The Inspector-General of Taxation’s (IGT) review into the Australian Taxation Office’s (ATO) services and support for tax agents and business activity statement agents (collectively referred to as tax practitioners) was undertaken in response to concerns raised by the latter and their representative bodies. These concerns related to access and adequacy of ATO support and services and the resulting strained relationship between tax practitioners and the ATO.

Maintaining a positive relationship between the ATO and tax practitioners is critical to the functioning of the self assessment system as the latter assists approximately 70 per cent of individual and 90 per cent of business taxpayers to comply with their tax obligations. Tax practitioners are also an invaluable source of knowledge and practical experience which may be drawn upon to develop more effective and efficient tax laws and administrative practice.

A key underlying cause of the strain on the ATO-tax practitioner relationship has been the reliability and functionality of the ATO Portals — gateways through which tax practitioners can use a range of ATO services. The ATO Portals have been described as an indispensable tool of trade and ‘the most useful tools that the ATO has ever provided’. However, in recent years, their unreliability has been a major source of tax practitioner concern and frustration as they believe it has resulted in productivity loss, missed deadlines, irrecoverable costs as well as damage to their reputation and relationship with their clients.

The ATO has acknowledged the concerns with the ATO Portals and believes that it will address the majority of tax practitioner concerns in the long term by migrating to a ‘more functional software platform and flexible online system.’ However, such a migration causes further uneasiness for tax practitioners because of their previous experience with the ATO’s deployment of new technology. In this regard, the IGT takes comfort from the ATO’s approach to maintaining the current ATO Portals and operating them in parallel with the new system.

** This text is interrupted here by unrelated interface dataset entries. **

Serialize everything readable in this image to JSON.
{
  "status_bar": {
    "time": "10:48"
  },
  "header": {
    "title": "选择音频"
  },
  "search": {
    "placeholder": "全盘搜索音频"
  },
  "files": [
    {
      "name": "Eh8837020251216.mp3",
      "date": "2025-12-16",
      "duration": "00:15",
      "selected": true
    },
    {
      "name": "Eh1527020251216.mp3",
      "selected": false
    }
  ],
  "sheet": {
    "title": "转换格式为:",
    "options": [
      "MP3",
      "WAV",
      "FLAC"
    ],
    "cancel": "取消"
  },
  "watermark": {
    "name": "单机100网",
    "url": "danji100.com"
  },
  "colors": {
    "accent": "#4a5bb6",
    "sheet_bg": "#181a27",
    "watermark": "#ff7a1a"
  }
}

At the closing stages of this review, the ATO advised that it estimates the migration to occur within the next two years. During this time, the ATO will not seek to implement key improvements sought by tax practitioners to the current ATO Portals but will limit enhancements to maintenance and stability assurance. Therefore, it is likely that some of the tax practitioner concerns and frustration may persist in the short term.

In addition to the above migration, the ATO is also part of the whole of government transition to Standard Business Reporting (SBR) — a standard approach to online or digital record-keeping to simplify business reporting obligations. The success of SBR relies, in large part, on the adoption of SBR-enabled software by tax practitioners and taxpayers. Therefore, rather than alienating tax practitioners by messaging such as ‘evolve or die’, the IGT believes that the ATO should work closely with them, as well as software developers, to optimise the user experience of resulting SBR enabled software and provide practical guidance to assist with the transition to SBR more broadly.

Another source of concern for tax practitioners has been the accuracy of ATO information and ATO communications which they believe has, in some instances, generated unnecessary follow up work and costs for them. The IGT has recommended improved communication by user-testing standardised correspondence to ensure that the tone and content are effective in generating the intended behavioural response and minimising unnecessary contact.

Tax practitioners have also raised concerns with the delays and quality of support provided on the ATO’s website and telephone services. In this regard, the IGT has recommended improved ATO telephony services by maintaining shorter wait times, having technically proficient staff to answer calls, simplifying the proof of identity processes and improving the ATO’s website by taking into account tax practitioners’ needs.

Concerns have also been raised in respect of the ATO’s Lodgment Program and associated communication which left an impression that the ATO did not sufficiently recognise tax practitioners’ role in facilitating taxpayer compliance and did not appreciate individual practitioners’ circumstances. A key cause for concern focused on the ATO’s requirement for 85% of tax practitioner clients’ returns to be lodged on time or risk losing access to concessional lodgment timeframes. The ATO has acknowledged shortcomings with its initial communications in this regard and has subsequently clarified its approach publicly by conveying that action would only be considered where the percentage of on-time lodgments is significantly lower than 85%. However, concerns have persisted with the transparency and basis for the ATO’s calculations of percentage thresholds for action. The IGT has, therefore, recommended that ATO communications on lodgement performance enable tax practitioners to independently verify the accuracy of ATO calculations and that tax practitioner business models and individual practitioner circumstances be taken into account when considering late lodgment requests.

Tax practitioners have also raised concerns with the rationalisation of the ATO’s consultation arrangements, which was seen by some practitioners as reducing the opportunities for them to engage and raise issues with the ATO. The IGT has recommended a number of improvements in the way the ATO engages with tax practitioners. Similar concerns with the ATO’s consultative arrangements have also been raised in other IGT reviews. The new arrangements will need to be bedded down and are likely to benefit from further enhancements as time progresses. However, should concerns persist, the IGT may consider undertaking a broader review of the ATO’s consultation arrangements in future.

Overall the IGT has made eight recommendations, with which the ATO has agreed fully or partially. The IGT believes that the appropriate implementation of the recommendations in this review will result in an improved ATO-tax practitioner relationship which, in turn, will have a positive effect on the administration of the tax system.